Stored records
------------------------------------
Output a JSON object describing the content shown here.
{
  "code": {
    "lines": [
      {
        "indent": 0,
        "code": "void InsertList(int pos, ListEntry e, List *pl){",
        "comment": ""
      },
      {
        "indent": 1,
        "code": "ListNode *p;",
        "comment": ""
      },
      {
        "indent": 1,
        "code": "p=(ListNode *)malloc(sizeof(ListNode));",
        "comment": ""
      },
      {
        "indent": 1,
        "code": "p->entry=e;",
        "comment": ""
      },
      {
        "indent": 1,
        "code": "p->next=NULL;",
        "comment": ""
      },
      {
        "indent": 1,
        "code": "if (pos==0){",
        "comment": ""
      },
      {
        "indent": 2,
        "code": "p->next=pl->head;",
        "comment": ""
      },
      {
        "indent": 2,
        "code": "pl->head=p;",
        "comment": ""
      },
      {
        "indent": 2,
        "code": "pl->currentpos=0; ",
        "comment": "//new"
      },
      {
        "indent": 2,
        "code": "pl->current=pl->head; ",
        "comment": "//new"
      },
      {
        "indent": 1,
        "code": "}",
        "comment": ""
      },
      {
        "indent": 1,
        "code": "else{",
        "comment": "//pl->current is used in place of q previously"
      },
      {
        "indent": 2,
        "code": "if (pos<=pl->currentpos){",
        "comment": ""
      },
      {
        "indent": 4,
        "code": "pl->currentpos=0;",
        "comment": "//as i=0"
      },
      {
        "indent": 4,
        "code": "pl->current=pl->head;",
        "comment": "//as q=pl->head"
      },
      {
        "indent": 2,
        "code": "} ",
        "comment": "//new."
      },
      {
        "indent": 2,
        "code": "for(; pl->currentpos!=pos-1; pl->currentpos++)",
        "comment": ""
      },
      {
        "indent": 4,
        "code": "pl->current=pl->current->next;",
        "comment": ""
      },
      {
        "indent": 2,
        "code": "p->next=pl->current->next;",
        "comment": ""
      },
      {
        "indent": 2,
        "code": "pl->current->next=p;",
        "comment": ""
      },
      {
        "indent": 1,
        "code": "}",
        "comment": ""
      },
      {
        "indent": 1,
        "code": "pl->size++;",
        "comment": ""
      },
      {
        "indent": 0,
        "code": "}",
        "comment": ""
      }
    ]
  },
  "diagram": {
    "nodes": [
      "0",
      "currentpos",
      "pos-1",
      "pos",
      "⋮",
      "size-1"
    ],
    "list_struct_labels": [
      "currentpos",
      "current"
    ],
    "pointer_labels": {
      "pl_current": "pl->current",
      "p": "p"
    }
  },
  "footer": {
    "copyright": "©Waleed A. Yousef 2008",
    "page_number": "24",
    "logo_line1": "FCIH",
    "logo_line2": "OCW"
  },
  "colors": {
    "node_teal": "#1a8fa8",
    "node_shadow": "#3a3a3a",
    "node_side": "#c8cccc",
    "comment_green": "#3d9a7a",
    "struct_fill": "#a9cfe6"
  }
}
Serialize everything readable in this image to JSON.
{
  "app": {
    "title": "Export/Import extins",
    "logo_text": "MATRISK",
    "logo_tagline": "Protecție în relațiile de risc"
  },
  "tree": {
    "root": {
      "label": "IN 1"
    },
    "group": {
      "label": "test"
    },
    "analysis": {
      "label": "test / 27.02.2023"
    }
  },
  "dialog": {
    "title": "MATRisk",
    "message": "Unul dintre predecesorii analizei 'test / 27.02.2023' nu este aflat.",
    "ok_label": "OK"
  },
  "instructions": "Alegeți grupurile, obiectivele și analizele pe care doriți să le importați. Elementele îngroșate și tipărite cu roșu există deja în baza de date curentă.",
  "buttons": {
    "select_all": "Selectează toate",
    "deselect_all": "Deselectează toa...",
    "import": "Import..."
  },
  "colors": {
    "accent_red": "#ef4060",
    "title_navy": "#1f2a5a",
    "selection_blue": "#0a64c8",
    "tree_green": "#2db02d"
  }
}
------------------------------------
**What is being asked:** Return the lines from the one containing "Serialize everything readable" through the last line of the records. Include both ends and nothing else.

**Solution:**
Serialize everything readable in this image to JSON.
{
  "app": {
    "title": "Export/Import extins",
    "logo_text": "MATRISK",
    "logo_tagline": "Protecție în relațiile de risc"
  },
  "tree": {
    "root": {
      "label": "IN 1"
    },
    "group": {
      "label": "test"
    },
    "analysis": {
      "label": "test / 27.02.2023"
    }
  },
  "dialog": {
    "title": "MATRisk",
    "message": "Unul dintre predecesorii analizei 'test / 27.02.2023' nu este aflat.",
    "ok_label": "OK"
  },
  "instructions": "Alegeți grupurile, obiectivele și analizele pe care doriți să le importați. Elementele îngroșate și tipărite cu roșu există deja în baza de date curentă.",
  "buttons": {
    "select_all": "Selectează toate",
    "deselect_all": "Deselectează toa...",
    "import": "Import..."
  },
  "colors": {
    "accent_red": "#ef4060",
    "title_navy": "#1f2a5a",
    "selection_blue": "#0a64c8",
    "tree_green": "#2db02d"
  }
}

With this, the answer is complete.